Optimising Seedling Management: Pouteria sapota, Diospyros digyna, and Cedrela odorata in a Mexican Rainforest
This study compares the height growth of three native tree species (Pouteria sapota, Diospyros digyna, and Cedrela odorata) during the first two years after transplantation from a nursery in three plot types (primary rainforest, secondary forest, and open pasture) in Veracruz, Mexico.
Research Goals & Methods
The effects of canopy closure, leaf nutrients, initial seedling height and seed mass on the final height of the plant after two years were analyzed.

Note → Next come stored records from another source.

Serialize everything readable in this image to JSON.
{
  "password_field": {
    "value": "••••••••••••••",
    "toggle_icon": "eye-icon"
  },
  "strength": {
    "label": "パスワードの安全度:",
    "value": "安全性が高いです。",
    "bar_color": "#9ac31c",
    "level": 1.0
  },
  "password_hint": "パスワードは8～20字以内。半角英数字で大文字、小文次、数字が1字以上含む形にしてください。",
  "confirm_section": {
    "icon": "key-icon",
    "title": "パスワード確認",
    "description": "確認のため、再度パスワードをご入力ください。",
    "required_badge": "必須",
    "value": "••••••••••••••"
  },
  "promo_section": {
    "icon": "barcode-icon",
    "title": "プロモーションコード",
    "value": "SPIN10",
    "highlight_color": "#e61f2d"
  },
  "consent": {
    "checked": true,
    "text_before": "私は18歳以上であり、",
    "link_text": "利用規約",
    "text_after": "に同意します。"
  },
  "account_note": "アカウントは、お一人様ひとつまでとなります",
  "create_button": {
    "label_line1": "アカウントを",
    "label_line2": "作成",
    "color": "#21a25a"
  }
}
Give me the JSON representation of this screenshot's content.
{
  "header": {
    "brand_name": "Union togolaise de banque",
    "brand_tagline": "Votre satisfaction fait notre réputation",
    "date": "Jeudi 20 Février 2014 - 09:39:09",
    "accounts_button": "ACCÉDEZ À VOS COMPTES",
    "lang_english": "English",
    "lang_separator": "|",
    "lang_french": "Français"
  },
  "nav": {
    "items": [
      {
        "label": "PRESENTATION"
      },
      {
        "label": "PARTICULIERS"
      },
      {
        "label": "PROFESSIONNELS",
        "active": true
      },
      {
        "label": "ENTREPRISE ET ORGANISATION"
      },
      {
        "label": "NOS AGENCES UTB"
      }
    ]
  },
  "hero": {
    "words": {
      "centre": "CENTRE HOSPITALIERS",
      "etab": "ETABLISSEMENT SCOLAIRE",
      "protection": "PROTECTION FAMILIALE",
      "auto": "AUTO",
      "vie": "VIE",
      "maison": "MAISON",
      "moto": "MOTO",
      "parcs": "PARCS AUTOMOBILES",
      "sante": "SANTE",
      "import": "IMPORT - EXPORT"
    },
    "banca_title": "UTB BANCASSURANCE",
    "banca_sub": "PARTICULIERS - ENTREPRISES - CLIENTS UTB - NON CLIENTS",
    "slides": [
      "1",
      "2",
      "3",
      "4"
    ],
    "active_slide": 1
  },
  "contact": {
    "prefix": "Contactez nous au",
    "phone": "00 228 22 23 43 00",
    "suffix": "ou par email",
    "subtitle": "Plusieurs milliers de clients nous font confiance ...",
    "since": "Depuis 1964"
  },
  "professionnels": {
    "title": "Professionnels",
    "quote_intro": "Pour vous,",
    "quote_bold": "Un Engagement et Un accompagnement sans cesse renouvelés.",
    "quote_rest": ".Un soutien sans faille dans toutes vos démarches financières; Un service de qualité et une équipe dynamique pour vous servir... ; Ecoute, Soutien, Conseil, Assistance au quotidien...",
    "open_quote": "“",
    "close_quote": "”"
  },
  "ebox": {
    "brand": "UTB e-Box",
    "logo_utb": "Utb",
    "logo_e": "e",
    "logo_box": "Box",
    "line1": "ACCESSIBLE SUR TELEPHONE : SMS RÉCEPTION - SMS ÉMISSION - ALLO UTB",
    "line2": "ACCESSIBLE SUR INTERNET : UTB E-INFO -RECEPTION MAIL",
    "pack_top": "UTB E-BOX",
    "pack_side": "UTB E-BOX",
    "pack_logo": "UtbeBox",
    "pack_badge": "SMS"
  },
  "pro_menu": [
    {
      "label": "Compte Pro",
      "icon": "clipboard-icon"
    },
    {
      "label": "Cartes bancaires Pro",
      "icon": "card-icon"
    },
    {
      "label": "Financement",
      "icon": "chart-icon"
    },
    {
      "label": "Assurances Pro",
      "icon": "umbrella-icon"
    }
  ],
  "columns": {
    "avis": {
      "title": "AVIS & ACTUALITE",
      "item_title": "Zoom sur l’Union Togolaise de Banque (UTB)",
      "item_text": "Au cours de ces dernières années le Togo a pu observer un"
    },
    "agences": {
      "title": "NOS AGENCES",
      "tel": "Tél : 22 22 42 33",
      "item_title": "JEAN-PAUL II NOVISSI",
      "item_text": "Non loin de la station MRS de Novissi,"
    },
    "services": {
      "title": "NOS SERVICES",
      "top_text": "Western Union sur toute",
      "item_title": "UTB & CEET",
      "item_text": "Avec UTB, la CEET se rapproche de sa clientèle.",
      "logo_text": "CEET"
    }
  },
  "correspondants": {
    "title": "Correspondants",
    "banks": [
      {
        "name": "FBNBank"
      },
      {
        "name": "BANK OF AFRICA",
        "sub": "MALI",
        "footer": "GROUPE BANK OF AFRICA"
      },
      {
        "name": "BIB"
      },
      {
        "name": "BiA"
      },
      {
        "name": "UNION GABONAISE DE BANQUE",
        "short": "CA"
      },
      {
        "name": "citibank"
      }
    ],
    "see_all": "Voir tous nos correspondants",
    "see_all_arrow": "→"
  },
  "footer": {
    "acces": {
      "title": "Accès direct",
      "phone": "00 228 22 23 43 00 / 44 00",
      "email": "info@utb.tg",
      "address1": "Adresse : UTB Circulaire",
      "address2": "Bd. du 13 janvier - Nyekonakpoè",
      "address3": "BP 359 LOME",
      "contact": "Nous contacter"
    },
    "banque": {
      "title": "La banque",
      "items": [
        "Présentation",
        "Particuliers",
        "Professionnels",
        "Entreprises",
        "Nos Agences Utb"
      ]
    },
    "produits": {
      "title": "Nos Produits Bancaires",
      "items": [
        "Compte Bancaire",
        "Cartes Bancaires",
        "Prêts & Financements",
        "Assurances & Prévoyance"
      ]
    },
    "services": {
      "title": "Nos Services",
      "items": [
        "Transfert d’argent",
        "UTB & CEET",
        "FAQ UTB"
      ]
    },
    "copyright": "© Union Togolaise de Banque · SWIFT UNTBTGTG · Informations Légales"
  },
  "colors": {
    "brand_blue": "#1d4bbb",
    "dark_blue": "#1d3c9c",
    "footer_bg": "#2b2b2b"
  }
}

Conclusions & Takeaways
Canopy openness significantly affected the growth of each species; the optimal canopy openess for P. sapota and D. digyna was 60 and 55%, respectively, and above 78% open for C. odorata. Leaf zinc concentration, initial plant height, seed mass and a higher leaf calcium/magnesium ratio were also important determinants of the final height of P. sapota, while the height of D. digyna was also influenced by the leaf zinc concentration and the initial plant height. With optimal growth conditions, the average height of P. sapota after 24 months could be increased 2.5-fold, from 111 to 280 cm; the average height of D. digyna could be increased 1.8-fold after 17 months, from 78 to 138 cm; the average height of C. odorata could be increased 2.7-fold after 16 months, from 55 to 147 cm. The authors exert the importance of considering the identified growth parameters of each species in order to obtain optimal height increases.
Optimising seedling management: Pouteria sapota, Diospyros digyna, and Cedrela odorata in a Mexican rainforest. Forest Ecology and Management. 2000;139:63–77. doi:10.1016/s0378-1127(99)00335-7.
- Jardı́n Botánico del Instituto de Biologı́a, Universidad Nacional Autónoma de México, Delegación Coyoacán, Mexico
- Instituto de Geologı́a, Departamento de Edafologı́a, Universidad Nacional Autónoma de México, Mexico
- Yale University, School of Forestry and Environmental Studies, New Haven, CT, USA
- Instituto de Ecologı́a, Departamento de Ecologı́a de los Recursos Naturales, Universidad Nacional Autónoma de México, Xangari, Morelia, Michoacán, Mexico
- Tropical Agriculture Research and Training Center (CATIE), Management and Silviculture of Tropical Forests, Turrialba, Costa Rica